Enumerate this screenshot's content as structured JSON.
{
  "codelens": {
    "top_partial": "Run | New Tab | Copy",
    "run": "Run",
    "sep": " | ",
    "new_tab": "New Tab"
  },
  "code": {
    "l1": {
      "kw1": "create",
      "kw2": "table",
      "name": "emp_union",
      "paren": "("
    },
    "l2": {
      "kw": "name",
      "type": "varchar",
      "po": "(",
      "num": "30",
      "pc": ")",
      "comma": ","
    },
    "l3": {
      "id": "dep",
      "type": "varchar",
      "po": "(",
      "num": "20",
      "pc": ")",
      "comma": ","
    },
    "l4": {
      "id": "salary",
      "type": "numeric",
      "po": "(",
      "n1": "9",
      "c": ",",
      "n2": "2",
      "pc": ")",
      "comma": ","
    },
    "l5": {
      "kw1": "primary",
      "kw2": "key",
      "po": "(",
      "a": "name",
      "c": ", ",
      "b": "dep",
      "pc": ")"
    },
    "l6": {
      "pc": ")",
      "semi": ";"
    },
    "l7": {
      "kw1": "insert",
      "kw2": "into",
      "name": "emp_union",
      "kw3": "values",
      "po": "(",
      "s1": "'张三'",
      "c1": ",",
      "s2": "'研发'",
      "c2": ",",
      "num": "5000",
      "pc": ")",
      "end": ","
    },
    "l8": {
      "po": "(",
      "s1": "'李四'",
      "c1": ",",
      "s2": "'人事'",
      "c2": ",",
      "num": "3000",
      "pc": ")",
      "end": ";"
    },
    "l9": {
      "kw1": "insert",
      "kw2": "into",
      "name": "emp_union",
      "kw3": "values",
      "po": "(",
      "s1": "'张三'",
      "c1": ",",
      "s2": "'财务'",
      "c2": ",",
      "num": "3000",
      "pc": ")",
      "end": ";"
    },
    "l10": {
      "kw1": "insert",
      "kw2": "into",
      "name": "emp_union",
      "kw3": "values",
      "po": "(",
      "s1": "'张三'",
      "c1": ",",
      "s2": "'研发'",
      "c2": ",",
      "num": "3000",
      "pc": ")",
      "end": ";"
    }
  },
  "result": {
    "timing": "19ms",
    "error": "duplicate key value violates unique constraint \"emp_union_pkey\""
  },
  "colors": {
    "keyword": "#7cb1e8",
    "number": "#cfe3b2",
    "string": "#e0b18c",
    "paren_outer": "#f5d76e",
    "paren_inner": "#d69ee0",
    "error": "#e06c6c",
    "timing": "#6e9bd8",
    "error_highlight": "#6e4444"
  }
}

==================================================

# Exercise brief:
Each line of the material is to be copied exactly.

# Expected answer:
Enumerate this screenshot's content as structured JSON.
{
  "codelens": {
    "top_partial": "Run | New Tab | Copy",
    "run": "Run",
    "sep": " | ",
    "new_tab": "New Tab"
  },
  "code": {
    "l1": {
      "kw1": "create",
      "kw2": "table",
      "name": "emp_union",
      "paren": "("
    },
    "l2": {
      "kw": "name",
      "type": "varchar",
      "po": "(",
      "num": "30",
      "pc": ")",
      "comma": ","
    },
    "l3": {
      "id": "dep",
      "type": "varchar",
      "po": "(",
      "num": "20",
      "pc": ")",
      "comma": ","
    },
    "l4": {
      "id": "salary",
      "type": "numeric",
      "po": "(",
      "n1": "9",
      "c": ",",
      "n2": "2",
      "pc": ")",
      "comma": ","
    },
    "l5": {
      "kw1": "primary",
      "kw2": "key",
      "po": "(",
      "a": "name",
      "c": ", ",
      "b": "dep",
      "pc": ")"
    },
    "l6": {
      "pc": ")",
      "semi": ";"
    },
    "l7": {
      "kw1": "insert",
      "kw2": "into",
      "name": "emp_union",
      "kw3": "values",
      "po": "(",
      "s1": "'张三'",
      "c1": ",",
      "s2": "'研发'",
      "c2": ",",
      "num": "5000",
      "pc": ")",
      "end": ","
    },
    "l8": {
      "po": "(",
      "s1": "'李四'",
      "c1": ",",
      "s2": "'人事'",
      "c2": ",",
      "num": "3000",
      "pc": ")",
      "end": ";"
    },
    "l9": {
      "kw1": "insert",
      "kw2": "into",
      "name": "emp_union",
      "kw3": "values",
      "po": "(",
      "s1": "'张三'",
      "c1": ",",
      "s2": "'财务'",
      "c2": ",",
      "num": "3000",
      "pc": ")",
      "end": ";"
    },
    "l10": {
      "kw1": "insert",
      "kw2": "into",
      "name": "emp_union",
      "kw3": "values",
      "po": "(",
      "s1": "'张三'",
      "c1": ",",
      "s2": "'研发'",
      "c2": ",",
      "num": "3000",
      "pc": ")",
      "end": ";"
    }
  },
  "result": {
    "timing": "19ms",
    "error": "duplicate key value violates unique constraint \"emp_union_pkey\""
  },
  "colors": {
    "keyword": "#7cb1e8",
    "number": "#cfe3b2",
    "string": "#e0b18c",
    "paren_outer": "#f5d76e",
    "paren_inner": "#d69ee0",
    "error": "#e06c6c",
    "timing": "#6e9bd8",
    "error_highlight": "#6e4444"
  }
}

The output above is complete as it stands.